Already a well-established soldier by the time the Second World War broke out, Maj. Henryk Dobrzański became even more famous following his service for being the conflict’s first partisan, alongside the rest of his Polish unit. This is the story of the legendary “Hubal,” an impressive equestrian, decorated military hero and fighter dedicated to his people.
Henryk Dobrzański served in a number of conflicts
Henryk Dobrzański was born on June 22, 1897 in Austria-Hungary to a family of Polish nobles. When the First World War broke out, he was only 17 years old, falsifying his birth records to join the fight. He volunteered with the Polish Legions, specifically the 2nd Regiment of Uhlans. In 1918, he decided to join the Polish Army, which would lead him to fight in many more conflicts. This included the Polish-Ukrainian War.
In 1919, Dobrzański was involved in the Polish-Soviet War, establishing himself as a brave soldier and earning the Order Wojenny Virtuti Militari and four Krzyż Walecznych. Although Poland would see many years of peace in the years that followed, Dobrzański opted to stay with the Army. He also went on to ride with the Polish equestrian team at international competitions and at the 1928 Amsterdam Summer Olympics.
Henryk Dobrzański becomes World War II’s first partisan
When the Germans invaded Poland in 1939, Henryk Dobrzański was serving as deputy commander for the 110th Reserve Cavalry Regiment. He and his men were moved to help defend various cities against the advance. Most notable was Grodno, where they stayed to ensure it wasn’t taken by the Red Army when the Soviets also invaded.
Although the Polish soldiers put up a strong defense, the order was ultimately given to retreat to Lithuania. However, Dobrzański and the 110th refused. The men, along with strangers from the 102nd Regiment, attempted to fight through to Warsaw.
Coming up against numerous enemy forces, the regimental commander decided to officially disband the 110th. Again, many of the men refused. Dobrzański subsequently took command of a strength of roughly 180 to continue the march to the capital. He renamed his group the Detached Unit of the Polish Army.
Detached Unit of the Polish Army
Despite their efforts, Warsaw surrendered to the enemy forces before the Detached Unit arrived. Of the 180 men who initially made up the group, 50 decided they wanted to continue fighting – so they did. They initially planned to travel to France, but ultimately stayed in Poland. There, they continued their attacks against German forces while awaiting the Allied relief that was anticipated to arrive within a few months.
Launching clandestine attacks when possible, Henryk Dobrzański and his men were able to avoid capture, earning him the nickname “Crazy Major” among the Germans. Perhaps a small part of this was true, as he required all of his men, despite residing in forests, to be clean shaven daily and wear clean uniforms.
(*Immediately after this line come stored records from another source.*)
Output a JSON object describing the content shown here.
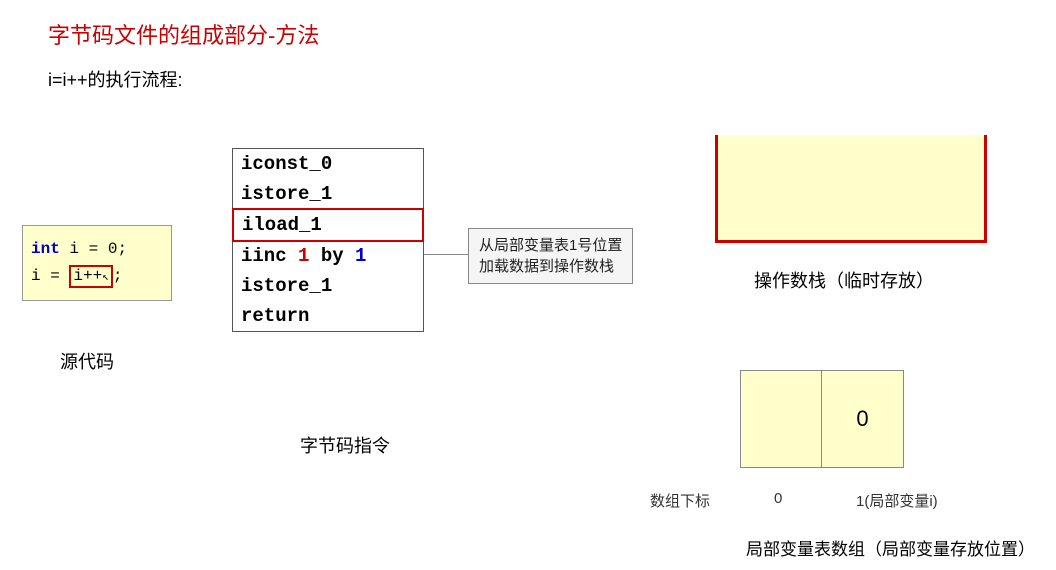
{
  "title": "字节码文件的组成部分-方法",
  "subtitle": "i=i++的执行流程:",
  "source": {
    "line1_kw": "int",
    "line1_rest": " i = ",
    "line1_val": "0",
    "line1_end": ";",
    "line2_pre": "i = ",
    "line2_hl": "i++",
    "line2_end": ";",
    "label": "源代码"
  },
  "bytecode": {
    "lines": [
      {
        "text": "iconst_0",
        "highlight": false
      },
      {
        "text": "istore_1",
        "highlight": false
      },
      {
        "text": "iload_1",
        "highlight": true
      },
      {
        "prefix": "iinc ",
        "arg1": "1",
        "mid": " by ",
        "arg2": "1",
        "highlight": false,
        "colored": true
      },
      {
        "text": "istore_1",
        "highlight": false
      },
      {
        "text": "return",
        "highlight": false
      }
    ],
    "label": "字节码指令"
  },
  "annotation": {
    "line1": "从局部变量表1号位置",
    "line2": "加载数据到操作数栈"
  },
  "operand_stack": {
    "label": "操作数栈（临时存放）"
  },
  "local_var_table": {
    "cells": [
      "",
      "0"
    ],
    "index_label": "数组下标",
    "idx0": "0",
    "idx1": "1(局部变量i)",
    "label": "局部变量表数组（局部变量存放位置）"
  }
}
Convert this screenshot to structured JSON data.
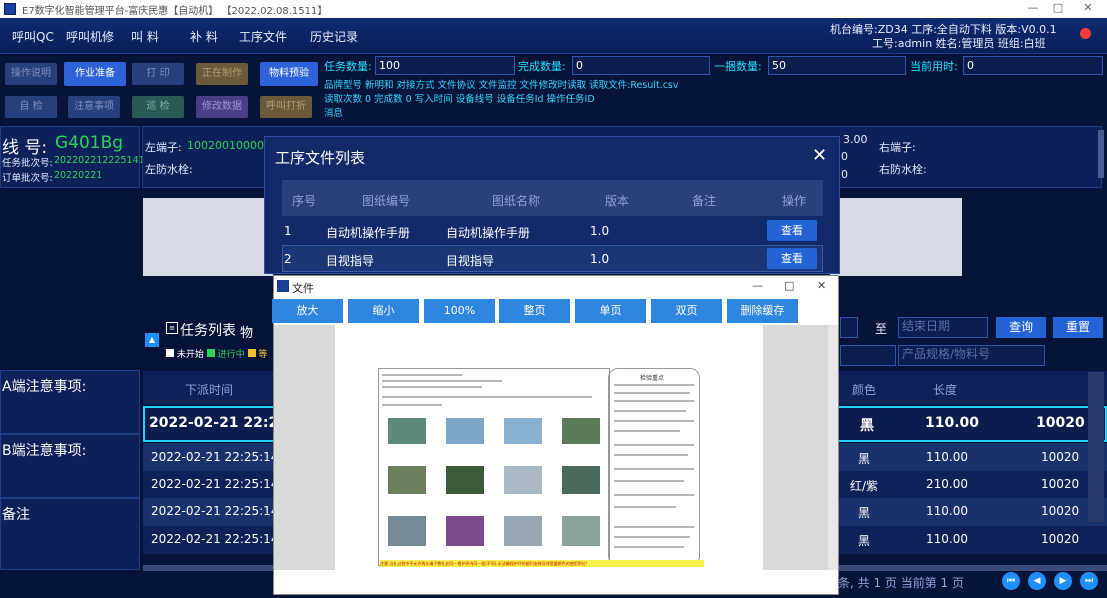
{
  "window": {
    "title": "E7数字化智能管理平台-富庆民惠【自动机】 【2022.02.08.1511】",
    "min": "—",
    "max": "□",
    "close": "✕"
  },
  "nav": [
    "呼叫QC",
    "呼叫机修",
    "叫 料",
    "补 料",
    "工序文件",
    "历史记录"
  ],
  "header_right": {
    "line1": "机台编号:ZD34  工序:全自动下料  版本:V0.0.1",
    "line2": "工号:admin  姓名:管理员  班组:白班"
  },
  "buttons": {
    "row1": [
      "操作说明",
      "作业准备",
      "打 印",
      "正在制作",
      "物料预验"
    ],
    "row2": [
      "自 检",
      "注意事项",
      "巡 检",
      "修改数据",
      "呼叫打折"
    ]
  },
  "fields": {
    "task_qty_label": "任务数量:",
    "task_qty": "100",
    "done_qty_label": "完成数量:",
    "done_qty": "0",
    "bundle_qty_label": "一捆数量:",
    "bundle_qty": "50",
    "elapsed_label": "当前用时:",
    "elapsed": "0"
  },
  "info_lines": [
    "品牌型号 新明和 对接方式 文件协议 文件监控 文件修改时读取 读取文件:Result.csv",
    "读取次数 0 完成数 0 写入时间  设备线号  设备任务Id  操作任务ID",
    "消息"
  ],
  "line_panel": {
    "line_label": "线  号:",
    "line_no": "G401Bg",
    "task_batch_label": "任务批次号:",
    "task_batch": "202202212225141",
    "order_batch_label": "订单批次号:",
    "order_batch": "20220221"
  },
  "mid_panel": {
    "left_terminal_label": "左端子:",
    "left_terminal": "100200100001",
    "left_plug_label": "左防水栓:",
    "val1": "3.00",
    "val2": "0",
    "val3": "0",
    "right_terminal_label": "右端子:",
    "right_plug_label": "右防水栓:"
  },
  "task_list": {
    "title": "任务列表",
    "tab2": "物",
    "legend": [
      "未开始",
      "进行中",
      "等"
    ],
    "search_to": "至",
    "end_date_placeholder": "结束日期",
    "query": "查询",
    "reset": "重置",
    "spec_placeholder": "产品规格/物料号",
    "columns": [
      "下派时间",
      "颜色",
      "长度"
    ],
    "rows": [
      {
        "time": "2022-02-21 22:25",
        "color": "黑",
        "length": "110.00",
        "code": "10020"
      },
      {
        "time": "2022-02-21 22:25:14",
        "color": "黑",
        "length": "110.00",
        "code": "10020"
      },
      {
        "time": "2022-02-21 22:25:14",
        "color": "红/紫",
        "length": "210.00",
        "code": "10020"
      },
      {
        "time": "2022-02-21 22:25:14",
        "color": "黑",
        "length": "110.00",
        "code": "10020"
      },
      {
        "time": "2022-02-21 22:25:14",
        "color": "黑",
        "length": "110.00",
        "code": "10020"
      }
    ],
    "pager": "条, 共 1 页   当前第 1 页"
  },
  "side_labels": {
    "a_notes": "A端注意事项:",
    "b_notes": "B端注意事项:",
    "remarks": "备注"
  },
  "dialog": {
    "title": "工序文件列表",
    "columns": [
      "序号",
      "图纸编号",
      "图纸名称",
      "版本",
      "备注",
      "操作"
    ],
    "rows": [
      {
        "no": "1",
        "code": "自动机操作手册",
        "name": "自动机操作手册",
        "ver": "1.0",
        "note": "",
        "op": "查看"
      },
      {
        "no": "2",
        "code": "目视指导",
        "name": "目视指导",
        "ver": "1.0",
        "note": "",
        "op": "查看"
      }
    ]
  },
  "file_window": {
    "title": "文件",
    "buttons": [
      "放大",
      "缩小",
      "100%",
      "整页",
      "单页",
      "双页",
      "删除缓存"
    ],
    "doc_heading": "检验重点",
    "doc_footer": "注意:当扎过程中不允许两头端子数扎在同一根护环内同一组(不同),无法确保护环的顺利安装导线是要颜色的使用到位!"
  }
}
This was aided by his mother, who sent them clean clothes whenever possible
Reprisals lead to attacks on Polish villages
Sadly, the Detached Unit was so effective in their ambushes that, by March 1940, the Germans began attacking villages they assumed were helping the partisans. As a result, the Polish government requested Henryk Dobrzański disband his unit, to protect regular civilians. Dedicated to the fight, he refused. He did, however, cut back his contact with locals in an effort to avoid further reprisals from the Germans.
The infamous “Hubal” had made himself a target for the Germans, something that became his undoing. On April 30, 1940, he and his men were hiding out in a ravine near Anielin when a German unit launched a surprise attack. The Poles were drastically outnumbered by the force of around 8,000, and Dobrzański was killed. In an atrocious act, the Germans took his desecrated body and put it on display for the same locals who’d once come to the aid of the Detached Unit.
Remembering Henryk Dobrzański
Although Henryk Dobrzański’s body was eventually taken away, no one knows what happened to it, nor where – or if – he was buried. Without their fearless leader, the Detached Unit tried to continue their fight, but eventually disbanded on June 25, 1940. Some of the members continued to fight with the Polish Underground.
While Dobrzański’s service during the war was relatively short, it had a profound effect on Polish memory. There were numerous buildings, organizations and streets named for him in the years following, and he was awarded the Golden Cross of the Virtuti Militari. He also received a posthumously promotion to colonel.
The Detached Unit is credited with being the longest-serving group of the Polish Army to operate within the country once the war began, with their actions against the Germans becoming legendary.